▶ _AIM OF THE TASK_: A single figure is the whole answer: the number of lines in the entries that contain "Divya".
+++++
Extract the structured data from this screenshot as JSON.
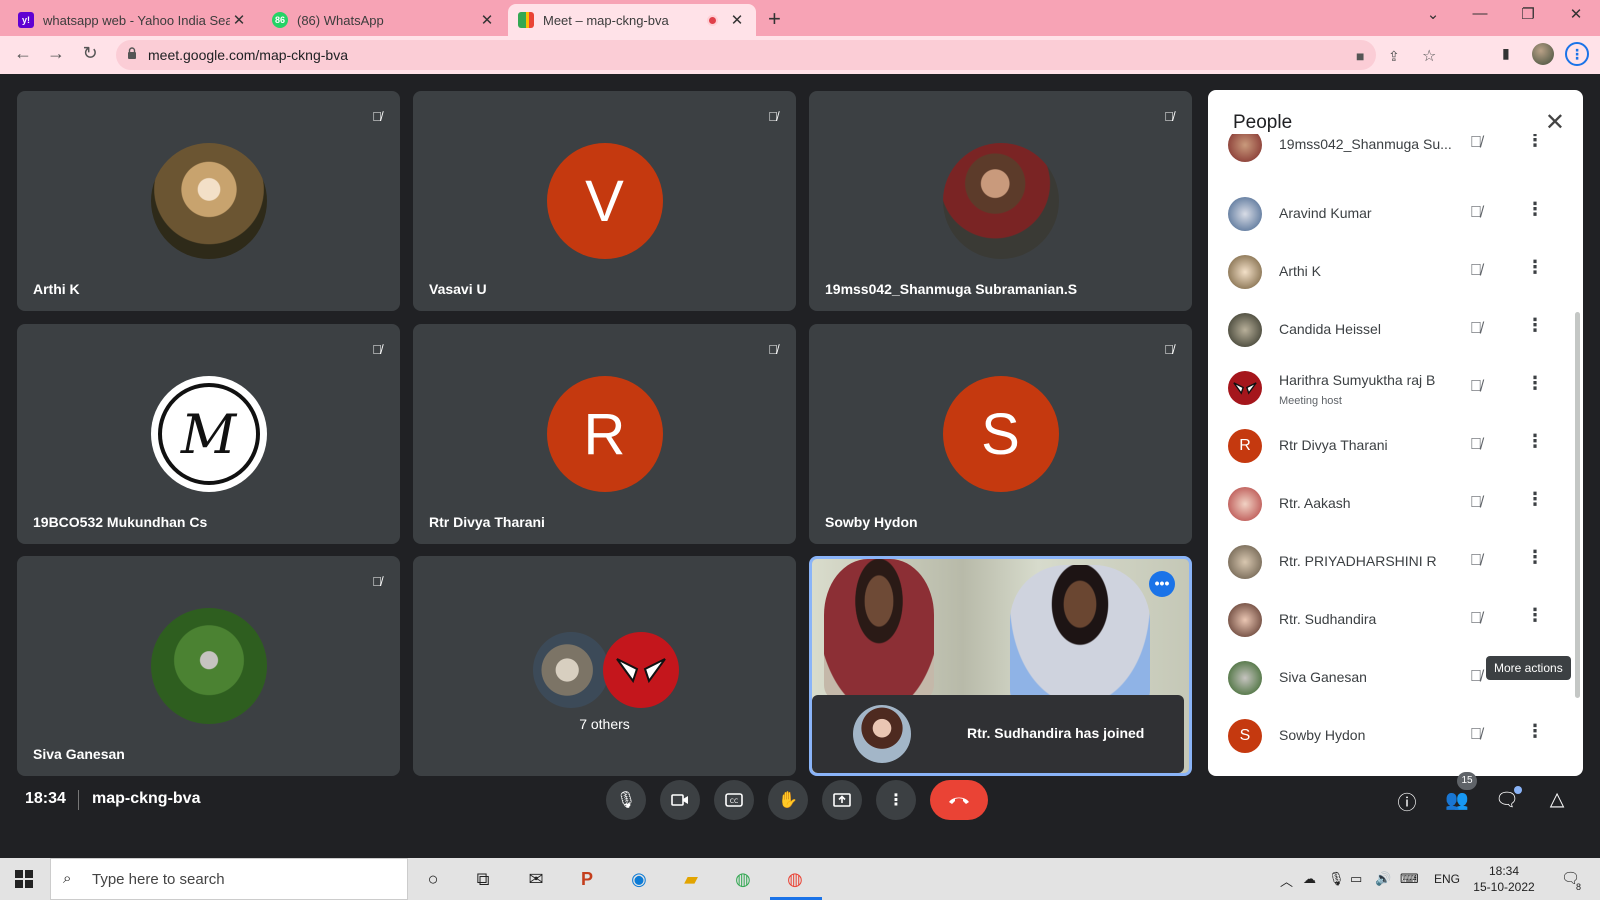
{
  "browser": {
    "tabs": [
      {
        "title": "whatsapp web - Yahoo India Sea",
        "favicon": "yahoo-icon",
        "color": "#6001d2"
      },
      {
        "title": "(86) WhatsApp",
        "favicon": "whatsapp-icon",
        "badge": "86",
        "color": "#25d366"
      },
      {
        "title": "Meet – map-ckng-bva",
        "favicon": "meet-icon",
        "recording": true
      }
    ],
    "url": "meet.google.com/map-ckng-bva"
  },
  "tiles": [
    {
      "name": "Arthi K",
      "avatar": "photo",
      "muted": true
    },
    {
      "name": "Vasavi U",
      "avatar": "letter",
      "letter": "V",
      "muted": true
    },
    {
      "name": "19mss042_Shanmuga Subramanian.S",
      "avatar": "photo",
      "muted": true
    },
    {
      "name": "19BCO532 Mukundhan Cs",
      "avatar": "logo",
      "letter": "M",
      "muted": true
    },
    {
      "name": "Rtr Divya Tharani",
      "avatar": "letter",
      "letter": "R",
      "muted": true
    },
    {
      "name": "Sowby Hydon",
      "avatar": "letter",
      "letter": "S",
      "muted": true
    },
    {
      "name": "Siva Ganesan",
      "avatar": "photo",
      "muted": true
    },
    {
      "name": "7 others",
      "avatar": "group"
    }
  ],
  "toast": {
    "message": "Rtr. Sudhandira has joined"
  },
  "people_panel": {
    "title": "People",
    "participants": [
      {
        "name": "19mss042_Shanmuga Su...",
        "avatar": "photo"
      },
      {
        "name": "Aravind Kumar",
        "avatar": "photo"
      },
      {
        "name": "Arthi K",
        "avatar": "photo"
      },
      {
        "name": "Candida Heissel",
        "avatar": "photo"
      },
      {
        "name": "Harithra Sumyuktha raj B",
        "subtitle": "Meeting host",
        "avatar": "photo"
      },
      {
        "name": "Rtr Divya Tharani",
        "avatar": "letter",
        "letter": "R"
      },
      {
        "name": "Rtr. Aakash",
        "avatar": "photo"
      },
      {
        "name": "Rtr. PRIYADHARSHINI R",
        "avatar": "photo"
      },
      {
        "name": "Rtr. Sudhandira",
        "avatar": "photo"
      },
      {
        "name": "Siva Ganesan",
        "avatar": "photo"
      },
      {
        "name": "Sowby Hydon",
        "avatar": "letter",
        "letter": "S"
      }
    ],
    "tooltip": "More actions"
  },
  "meeting": {
    "time": "18:34",
    "code": "map-ckng-bva",
    "people_count": "15"
  },
  "taskbar": {
    "search_placeholder": "Type here to search",
    "language": "ENG",
    "time": "18:34",
    "date": "15-10-2022",
    "notifications": "8"
  },
  "colors": {
    "accent": "#1a73e8",
    "end_call": "#ea4335",
    "letter_avatar": "#c5390f",
    "tab_strip": "#f7a3b5"
  }
}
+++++
▶ _ANSWER AREA_: 2